Higher demand down to Obama
A rise in the number of applications for places on American studies courses is being attributed to an "Obama bounce", according to George Lewis, director of the Centre for American Studies at the University of Leicester. "It seems that four-year degrees ... where students spend a year in America are now very popular. One theory is that the placement year is a more attractive prospect in Obama's America than studying in the land of George W. (Bush)," he said. Demand for Leicester's American studies course is up 60 per cent.
Knowledge transfer partnerships
Red tape strangles collaboration
Knowledge transfer partnerships are being throttled by red tape, a report by the Advanced Institute of Management Research says. It claims that businesses are finding it increasingly difficult to collaborate with universities despite a flood of government initiatives designed to encourage such links. "There is a perception in industry of a rising tide of university red tape," said co-author Ammon Salter, reader in innovation management at Imperial College Business School. More than half of the firms surveyed (55 per cent) blamed administration and regulation for limiting collaboration with universities.
Student loan repayments
Lammy rejects Tory EU warning
Conservative Party warnings that 70 per cent of European Union students are failing to repay their student loans after completing UK university courses have been dismissed by the Government. EU students are eligible for loans on the same basis as UK ones, but the Tories warned that many cannot be traced and are failing to repay. David Lammy, the Higher Education Minister, said the figure was "plain wrong" as it included students who were beneath the repayment threshold and those still in education.
V-cs stand together in tribunal
The acting and former vice-chancellors at Leeds Metropolitan University are due to give evidence at an employment tribunal this month. Simon Lee, who resigned as vice-chancellor after he was told to leave or face suspension while concerns about his treatment of colleagues were investigated, is due to give evidence alongside Geoff Hitchins, acting vice-chancellor, and Keith Ramsay, deputy chair of governors. They will fight a claim of race discrimination brought by a former academic at Leeds Met, who said he was bullied by his line manager. The case was due to start on 16 March.
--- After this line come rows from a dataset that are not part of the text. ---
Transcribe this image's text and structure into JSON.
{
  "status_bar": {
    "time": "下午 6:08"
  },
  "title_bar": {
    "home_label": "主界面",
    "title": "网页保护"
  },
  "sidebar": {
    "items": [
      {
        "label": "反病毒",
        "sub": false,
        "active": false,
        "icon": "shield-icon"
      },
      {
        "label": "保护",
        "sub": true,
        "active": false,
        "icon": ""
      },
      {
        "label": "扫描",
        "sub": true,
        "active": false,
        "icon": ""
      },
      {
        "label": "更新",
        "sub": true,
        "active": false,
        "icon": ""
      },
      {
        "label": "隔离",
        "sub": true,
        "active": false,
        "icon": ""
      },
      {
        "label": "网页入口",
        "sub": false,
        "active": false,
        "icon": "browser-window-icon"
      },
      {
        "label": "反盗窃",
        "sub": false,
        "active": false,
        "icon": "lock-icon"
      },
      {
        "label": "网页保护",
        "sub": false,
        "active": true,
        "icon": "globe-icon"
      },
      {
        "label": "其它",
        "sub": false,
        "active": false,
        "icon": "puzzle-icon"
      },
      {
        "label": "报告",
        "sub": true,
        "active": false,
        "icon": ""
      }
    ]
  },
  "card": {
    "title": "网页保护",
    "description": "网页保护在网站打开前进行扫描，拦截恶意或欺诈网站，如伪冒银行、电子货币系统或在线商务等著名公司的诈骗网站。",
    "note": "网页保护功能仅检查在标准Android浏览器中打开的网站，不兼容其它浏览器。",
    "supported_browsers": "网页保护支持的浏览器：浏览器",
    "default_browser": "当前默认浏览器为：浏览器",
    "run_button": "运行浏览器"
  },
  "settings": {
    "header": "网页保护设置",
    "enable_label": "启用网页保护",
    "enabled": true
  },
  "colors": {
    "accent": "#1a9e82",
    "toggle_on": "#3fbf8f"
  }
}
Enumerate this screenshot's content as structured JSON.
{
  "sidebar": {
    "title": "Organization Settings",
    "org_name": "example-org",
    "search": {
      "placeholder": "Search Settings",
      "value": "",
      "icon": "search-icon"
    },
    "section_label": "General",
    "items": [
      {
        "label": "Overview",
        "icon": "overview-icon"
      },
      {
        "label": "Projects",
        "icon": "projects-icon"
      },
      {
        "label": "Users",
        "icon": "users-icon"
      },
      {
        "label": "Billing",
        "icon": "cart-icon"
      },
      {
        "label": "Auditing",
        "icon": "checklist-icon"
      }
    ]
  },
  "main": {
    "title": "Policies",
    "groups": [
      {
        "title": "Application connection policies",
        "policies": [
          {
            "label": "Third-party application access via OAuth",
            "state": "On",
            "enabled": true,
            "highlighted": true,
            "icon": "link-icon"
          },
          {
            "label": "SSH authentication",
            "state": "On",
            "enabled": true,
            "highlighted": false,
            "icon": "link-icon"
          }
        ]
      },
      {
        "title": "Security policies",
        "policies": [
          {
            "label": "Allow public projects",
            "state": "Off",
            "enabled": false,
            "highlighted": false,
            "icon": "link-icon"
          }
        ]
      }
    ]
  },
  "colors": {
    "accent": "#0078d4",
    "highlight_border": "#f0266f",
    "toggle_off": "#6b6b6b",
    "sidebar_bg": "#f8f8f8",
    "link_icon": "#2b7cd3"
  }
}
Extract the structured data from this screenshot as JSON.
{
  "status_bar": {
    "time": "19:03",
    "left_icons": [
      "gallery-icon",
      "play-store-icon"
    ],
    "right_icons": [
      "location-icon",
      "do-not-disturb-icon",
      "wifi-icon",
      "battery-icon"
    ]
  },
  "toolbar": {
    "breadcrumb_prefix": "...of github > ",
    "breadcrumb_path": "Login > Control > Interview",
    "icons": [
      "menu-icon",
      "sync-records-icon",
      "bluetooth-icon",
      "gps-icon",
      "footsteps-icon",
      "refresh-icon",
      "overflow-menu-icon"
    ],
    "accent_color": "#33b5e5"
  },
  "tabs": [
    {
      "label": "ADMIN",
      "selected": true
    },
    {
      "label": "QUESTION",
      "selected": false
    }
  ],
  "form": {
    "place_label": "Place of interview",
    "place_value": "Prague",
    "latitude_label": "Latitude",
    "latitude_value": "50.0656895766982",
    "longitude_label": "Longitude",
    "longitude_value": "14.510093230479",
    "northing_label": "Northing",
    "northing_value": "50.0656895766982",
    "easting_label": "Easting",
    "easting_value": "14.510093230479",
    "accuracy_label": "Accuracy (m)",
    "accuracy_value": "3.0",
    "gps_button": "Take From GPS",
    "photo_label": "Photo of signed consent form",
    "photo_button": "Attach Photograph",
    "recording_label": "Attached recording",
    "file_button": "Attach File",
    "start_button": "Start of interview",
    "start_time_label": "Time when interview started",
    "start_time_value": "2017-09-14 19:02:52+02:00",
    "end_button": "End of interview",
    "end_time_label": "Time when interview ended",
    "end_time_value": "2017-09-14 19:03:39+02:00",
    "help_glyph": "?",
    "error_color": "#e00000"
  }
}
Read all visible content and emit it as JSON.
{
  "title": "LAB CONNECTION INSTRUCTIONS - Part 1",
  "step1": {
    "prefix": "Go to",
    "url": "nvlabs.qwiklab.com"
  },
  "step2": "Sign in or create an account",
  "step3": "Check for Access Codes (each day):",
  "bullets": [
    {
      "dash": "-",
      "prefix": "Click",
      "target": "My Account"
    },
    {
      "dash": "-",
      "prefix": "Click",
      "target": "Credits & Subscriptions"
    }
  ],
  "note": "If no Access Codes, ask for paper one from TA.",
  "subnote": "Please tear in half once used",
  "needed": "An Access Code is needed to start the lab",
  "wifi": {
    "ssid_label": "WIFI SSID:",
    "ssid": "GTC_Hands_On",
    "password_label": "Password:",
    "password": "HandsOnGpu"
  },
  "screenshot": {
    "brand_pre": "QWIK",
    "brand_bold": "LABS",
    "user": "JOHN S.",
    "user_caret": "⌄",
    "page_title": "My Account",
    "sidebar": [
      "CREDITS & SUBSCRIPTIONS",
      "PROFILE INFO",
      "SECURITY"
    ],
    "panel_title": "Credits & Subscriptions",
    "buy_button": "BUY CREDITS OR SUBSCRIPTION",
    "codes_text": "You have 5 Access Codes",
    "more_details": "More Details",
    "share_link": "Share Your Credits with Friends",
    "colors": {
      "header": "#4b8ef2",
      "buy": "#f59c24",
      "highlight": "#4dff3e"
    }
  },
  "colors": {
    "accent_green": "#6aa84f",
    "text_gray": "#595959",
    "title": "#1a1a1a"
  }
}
An article "No second chance for giver of fresh starts" (The Times Higher Education Supplement, 9 December 2005) stated that Robert Beckinsale, former principal of Plater College, Oxford, had been dismissed after a critical report by the Adult Learning Inspectorate. Mr Beckinsale informs us that in fact he resigned from his position, that it was his decision to do so and that neither Plater College's board of governors nor its trustees had any influence on his decision. We accept his assurances to that effect.